Stored items:
▽
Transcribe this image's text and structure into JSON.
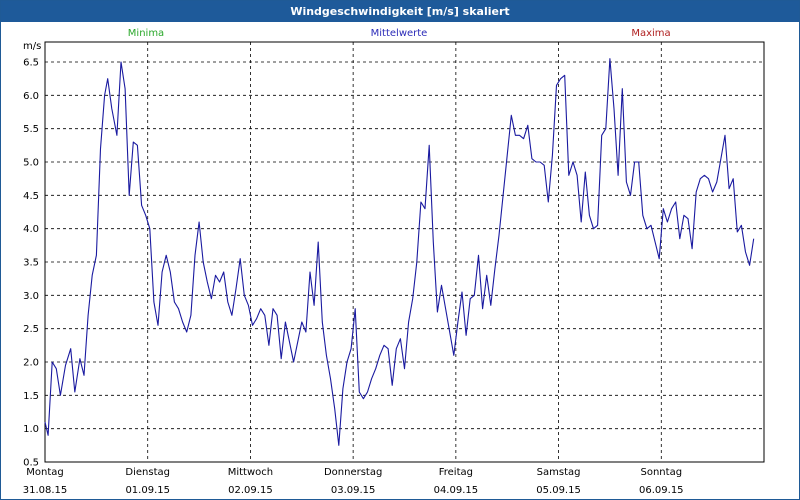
{
  "window": {
    "title": "Windgeschwindigkeit [m/s] skaliert"
  },
  "legend": {
    "min_label": "Minima",
    "mean_label": "Mittelwerte",
    "max_label": "Maxima",
    "min_color": "#2aa82a",
    "mean_color": "#2b2bb8",
    "max_color": "#b02020"
  },
  "chart_data": {
    "type": "line",
    "ylabel": "m/s",
    "ylim": [
      0.5,
      6.8
    ],
    "yticks": [
      "0.5",
      "1.0",
      "1.5",
      "2.0",
      "2.5",
      "3.0",
      "3.5",
      "4.0",
      "4.5",
      "5.0",
      "5.5",
      "6.0",
      "6.5"
    ],
    "xlim": [
      0,
      7
    ],
    "grid": true,
    "x_categories": [
      {
        "day": "Montag",
        "date": "31.08.15"
      },
      {
        "day": "Dienstag",
        "date": "01.09.15"
      },
      {
        "day": "Mittwoch",
        "date": "02.09.15"
      },
      {
        "day": "Donnerstag",
        "date": "03.09.15"
      },
      {
        "day": "Freitag",
        "date": "04.09.15"
      },
      {
        "day": "Samstag",
        "date": "05.09.15"
      },
      {
        "day": "Sonntag",
        "date": "06.09.15"
      }
    ],
    "series": [
      {
        "name": "Mittelwerte",
        "color": "#1a1aa0",
        "points": [
          [
            0.0,
            1.1
          ],
          [
            0.03,
            0.9
          ],
          [
            0.07,
            2.0
          ],
          [
            0.11,
            1.9
          ],
          [
            0.15,
            1.5
          ],
          [
            0.2,
            1.95
          ],
          [
            0.25,
            2.2
          ],
          [
            0.29,
            1.55
          ],
          [
            0.34,
            2.05
          ],
          [
            0.38,
            1.8
          ],
          [
            0.42,
            2.7
          ],
          [
            0.46,
            3.3
          ],
          [
            0.5,
            3.6
          ],
          [
            0.54,
            5.2
          ],
          [
            0.58,
            6.0
          ],
          [
            0.61,
            6.25
          ],
          [
            0.65,
            5.8
          ],
          [
            0.7,
            5.4
          ],
          [
            0.74,
            6.5
          ],
          [
            0.78,
            6.1
          ],
          [
            0.82,
            4.5
          ],
          [
            0.86,
            5.3
          ],
          [
            0.9,
            5.25
          ],
          [
            0.94,
            4.35
          ],
          [
            0.98,
            4.2
          ],
          [
            1.02,
            4.0
          ],
          [
            1.06,
            2.9
          ],
          [
            1.1,
            2.55
          ],
          [
            1.14,
            3.35
          ],
          [
            1.18,
            3.6
          ],
          [
            1.22,
            3.35
          ],
          [
            1.26,
            2.9
          ],
          [
            1.3,
            2.8
          ],
          [
            1.34,
            2.6
          ],
          [
            1.38,
            2.45
          ],
          [
            1.42,
            2.7
          ],
          [
            1.46,
            3.6
          ],
          [
            1.5,
            4.1
          ],
          [
            1.54,
            3.5
          ],
          [
            1.58,
            3.2
          ],
          [
            1.62,
            2.95
          ],
          [
            1.66,
            3.3
          ],
          [
            1.7,
            3.2
          ],
          [
            1.74,
            3.35
          ],
          [
            1.78,
            2.9
          ],
          [
            1.82,
            2.7
          ],
          [
            1.86,
            3.1
          ],
          [
            1.9,
            3.55
          ],
          [
            1.94,
            3.0
          ],
          [
            1.98,
            2.85
          ],
          [
            2.02,
            2.55
          ],
          [
            2.06,
            2.65
          ],
          [
            2.1,
            2.8
          ],
          [
            2.14,
            2.7
          ],
          [
            2.18,
            2.25
          ],
          [
            2.22,
            2.8
          ],
          [
            2.26,
            2.7
          ],
          [
            2.3,
            2.05
          ],
          [
            2.34,
            2.6
          ],
          [
            2.38,
            2.3
          ],
          [
            2.42,
            2.0
          ],
          [
            2.46,
            2.3
          ],
          [
            2.5,
            2.6
          ],
          [
            2.54,
            2.45
          ],
          [
            2.58,
            3.35
          ],
          [
            2.62,
            2.85
          ],
          [
            2.66,
            3.8
          ],
          [
            2.7,
            2.6
          ],
          [
            2.74,
            2.1
          ],
          [
            2.78,
            1.75
          ],
          [
            2.82,
            1.3
          ],
          [
            2.86,
            0.75
          ],
          [
            2.9,
            1.6
          ],
          [
            2.94,
            2.0
          ],
          [
            2.98,
            2.2
          ],
          [
            3.02,
            2.8
          ],
          [
            3.06,
            1.55
          ],
          [
            3.1,
            1.45
          ],
          [
            3.14,
            1.55
          ],
          [
            3.18,
            1.75
          ],
          [
            3.22,
            1.9
          ],
          [
            3.26,
            2.1
          ],
          [
            3.3,
            2.25
          ],
          [
            3.34,
            2.2
          ],
          [
            3.38,
            1.65
          ],
          [
            3.42,
            2.2
          ],
          [
            3.46,
            2.35
          ],
          [
            3.5,
            1.9
          ],
          [
            3.54,
            2.6
          ],
          [
            3.58,
            2.95
          ],
          [
            3.62,
            3.5
          ],
          [
            3.66,
            4.4
          ],
          [
            3.7,
            4.3
          ],
          [
            3.74,
            5.25
          ],
          [
            3.78,
            3.8
          ],
          [
            3.82,
            2.75
          ],
          [
            3.86,
            3.15
          ],
          [
            3.9,
            2.8
          ],
          [
            3.94,
            2.45
          ],
          [
            3.98,
            2.1
          ],
          [
            4.02,
            2.6
          ],
          [
            4.06,
            3.05
          ],
          [
            4.1,
            2.4
          ],
          [
            4.14,
            2.95
          ],
          [
            4.18,
            3.0
          ],
          [
            4.22,
            3.6
          ],
          [
            4.26,
            2.8
          ],
          [
            4.3,
            3.3
          ],
          [
            4.34,
            2.85
          ],
          [
            4.38,
            3.4
          ],
          [
            4.42,
            3.9
          ],
          [
            4.46,
            4.5
          ],
          [
            4.5,
            5.1
          ],
          [
            4.54,
            5.7
          ],
          [
            4.58,
            5.4
          ],
          [
            4.62,
            5.4
          ],
          [
            4.66,
            5.35
          ],
          [
            4.7,
            5.55
          ],
          [
            4.74,
            5.05
          ],
          [
            4.78,
            5.0
          ],
          [
            4.82,
            5.0
          ],
          [
            4.86,
            4.95
          ],
          [
            4.9,
            4.4
          ],
          [
            4.94,
            5.1
          ],
          [
            4.98,
            6.15
          ],
          [
            5.02,
            6.25
          ],
          [
            5.06,
            6.3
          ],
          [
            5.1,
            4.8
          ],
          [
            5.14,
            5.0
          ],
          [
            5.18,
            4.8
          ],
          [
            5.22,
            4.1
          ],
          [
            5.26,
            4.85
          ],
          [
            5.3,
            4.2
          ],
          [
            5.34,
            4.0
          ],
          [
            5.38,
            4.05
          ],
          [
            5.42,
            5.4
          ],
          [
            5.46,
            5.5
          ],
          [
            5.5,
            6.55
          ],
          [
            5.54,
            5.8
          ],
          [
            5.58,
            4.8
          ],
          [
            5.62,
            6.1
          ],
          [
            5.66,
            4.7
          ],
          [
            5.7,
            4.5
          ],
          [
            5.74,
            5.0
          ],
          [
            5.78,
            5.0
          ],
          [
            5.82,
            4.2
          ],
          [
            5.86,
            4.0
          ],
          [
            5.9,
            4.05
          ],
          [
            5.94,
            3.8
          ],
          [
            5.98,
            3.55
          ],
          [
            6.02,
            4.3
          ],
          [
            6.06,
            4.1
          ],
          [
            6.1,
            4.3
          ],
          [
            6.14,
            4.4
          ],
          [
            6.18,
            3.85
          ],
          [
            6.22,
            4.2
          ],
          [
            6.26,
            4.15
          ],
          [
            6.3,
            3.7
          ],
          [
            6.34,
            4.55
          ],
          [
            6.38,
            4.75
          ],
          [
            6.42,
            4.8
          ],
          [
            6.46,
            4.75
          ],
          [
            6.5,
            4.55
          ],
          [
            6.54,
            4.7
          ],
          [
            6.58,
            5.05
          ],
          [
            6.62,
            5.4
          ],
          [
            6.66,
            4.6
          ],
          [
            6.7,
            4.75
          ],
          [
            6.74,
            3.95
          ],
          [
            6.78,
            4.05
          ],
          [
            6.82,
            3.65
          ],
          [
            6.86,
            3.45
          ],
          [
            6.9,
            3.85
          ]
        ]
      }
    ]
  }
}
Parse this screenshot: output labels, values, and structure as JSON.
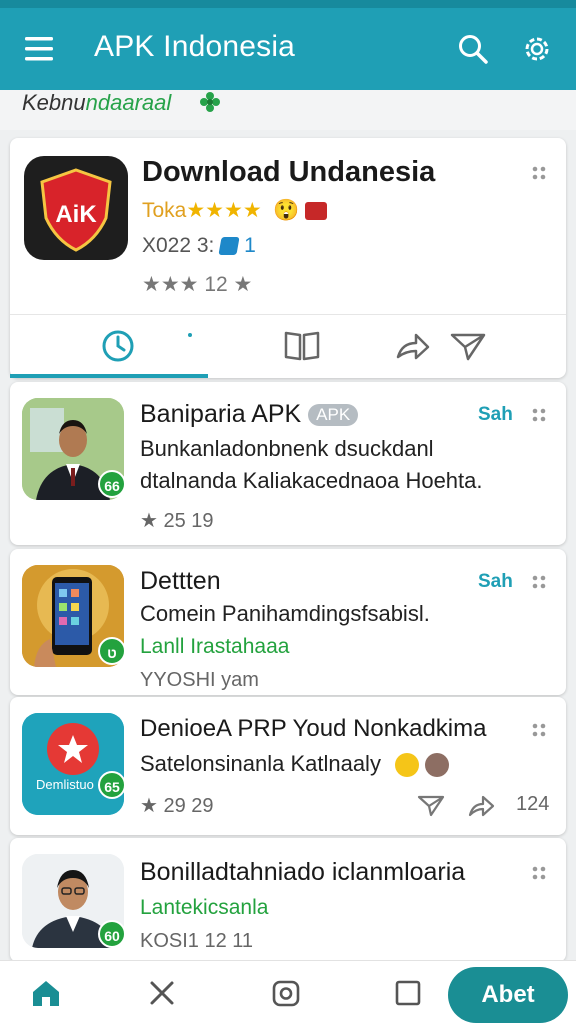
{
  "appbar": {
    "title": "APK Indonesia",
    "icons": [
      "menu-icon",
      "search-icon",
      "gear-icon"
    ]
  },
  "subheader": {
    "label_start": "Kebnu",
    "label_end": "ndaaraal",
    "icon": "flower-icon"
  },
  "featured": {
    "icon_text": "AiK",
    "title": "Download Undanesia",
    "subtitle_text": "Toka",
    "subtitle_stars": "★★★★",
    "emoji": "😲",
    "meta_text": "X022 3:",
    "meta_value": "1",
    "rating_text": "★★★ 12 ★",
    "tabs": [
      "clock-tab",
      "info-tab",
      "book-tab",
      "share-tab",
      "send-tab"
    ],
    "active_tab": 0
  },
  "items": [
    {
      "title": "Baniparia APK",
      "tag": "APK",
      "action": "Sah",
      "line1": "Bunkanladonbnenk dsuckdanl",
      "line2": "dtalnanda Kaliakacednaoa Hoehta.",
      "meta": "★ 25  19",
      "badge": "66"
    },
    {
      "title": "Dettten",
      "action": "Sah",
      "line1": "Comein Panihamdingsfsabisl.",
      "green": "Lanll Irastahaaa",
      "meta": "YYOSHI  yam",
      "badge": "ט"
    },
    {
      "title": "DenioeA PRP Youd Nonkadkima",
      "line1": "Satelonsinanla Katlnaaly",
      "meta": "★ 29  29",
      "right_count": "124",
      "thumb_label": "Demlistuo",
      "badge": "65"
    },
    {
      "title": "Bonilladtahniado iclanmloaria",
      "green": "Lantekicsanla",
      "meta": "KOSI1  12    11",
      "badge": "60"
    }
  ],
  "bottom_nav": {
    "items": [
      "home-icon",
      "close-icon",
      "camera-icon",
      "square-icon"
    ],
    "fab_label": "Abet"
  },
  "colors": {
    "primary": "#1f9fb5",
    "green": "#23a23e",
    "fab": "#1a8e94"
  }
}
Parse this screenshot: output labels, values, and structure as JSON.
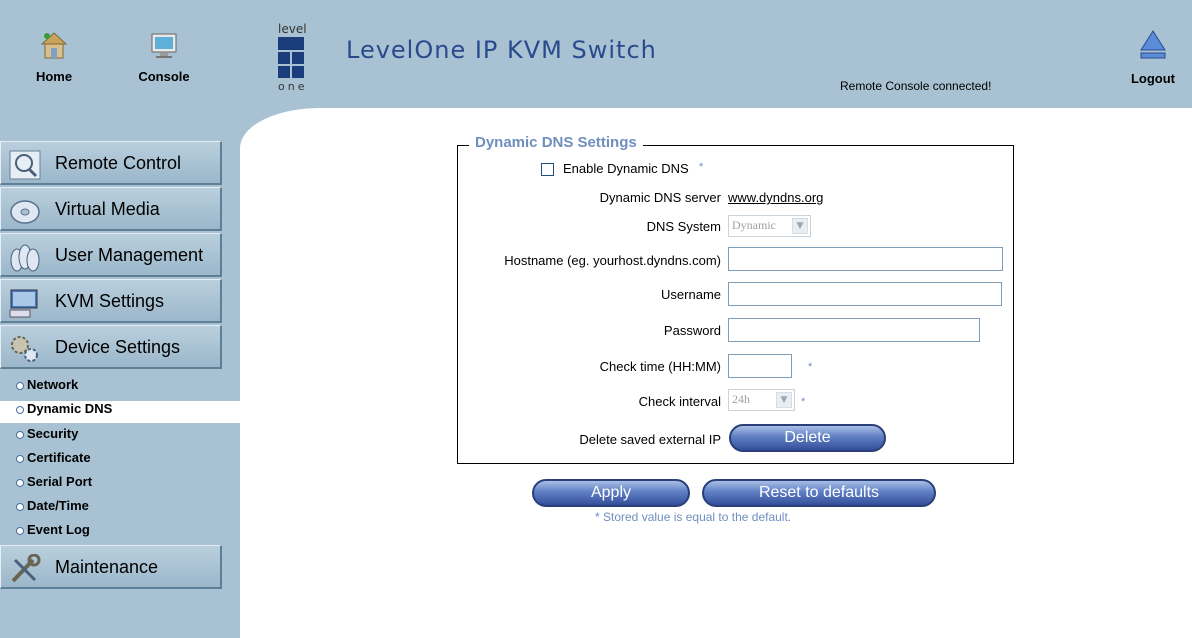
{
  "header": {
    "home_label": "Home",
    "console_label": "Console",
    "logo_text_top": "level",
    "logo_text_bottom": "one",
    "app_title": "LevelOne IP KVM Switch",
    "status": "Remote Console connected!",
    "logout_label": "Logout"
  },
  "sidebar": {
    "menus": [
      {
        "label": "Remote Control",
        "icon": "magnifier-icon"
      },
      {
        "label": "Virtual Media",
        "icon": "disc-icon"
      },
      {
        "label": "User Management",
        "icon": "users-icon"
      },
      {
        "label": "KVM Settings",
        "icon": "monitor-keyboard-icon"
      },
      {
        "label": "Device Settings",
        "icon": "gears-icon"
      }
    ],
    "submenu": [
      {
        "label": "Network",
        "active": false
      },
      {
        "label": "Dynamic DNS",
        "active": true
      },
      {
        "label": "Security",
        "active": false
      },
      {
        "label": "Certificate",
        "active": false
      },
      {
        "label": "Serial Port",
        "active": false
      },
      {
        "label": "Date/Time",
        "active": false
      },
      {
        "label": "Event Log",
        "active": false
      }
    ],
    "maintenance_label": "Maintenance"
  },
  "form": {
    "legend": "Dynamic DNS Settings",
    "enable_label": "Enable Dynamic DNS",
    "enable_checked": false,
    "server_label": "Dynamic DNS server",
    "server_value": "www.dyndns.org",
    "system_label": "DNS System",
    "system_value": "Dynamic",
    "hostname_label": "Hostname (eg. yourhost.dyndns.com)",
    "hostname_value": "",
    "username_label": "Username",
    "username_value": "",
    "password_label": "Password",
    "password_value": "",
    "checktime_label": "Check time (HH:MM)",
    "checktime_value": "",
    "interval_label": "Check interval",
    "interval_value": "24h",
    "delete_label": "Delete saved external IP",
    "delete_button": "Delete",
    "star": "*"
  },
  "actions": {
    "apply": "Apply",
    "reset": "Reset to defaults",
    "note": "* Stored value is equal to the default."
  },
  "colors": {
    "frame_bg": "#a9c2d3",
    "accent": "#6f8fbf",
    "title": "#2a4a8e"
  }
}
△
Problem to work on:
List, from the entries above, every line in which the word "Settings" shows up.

Exercise answer:
        "label": "KVM Settings",
        "label": "Device Settings",
    "legend": "Dynamic DNS Settings",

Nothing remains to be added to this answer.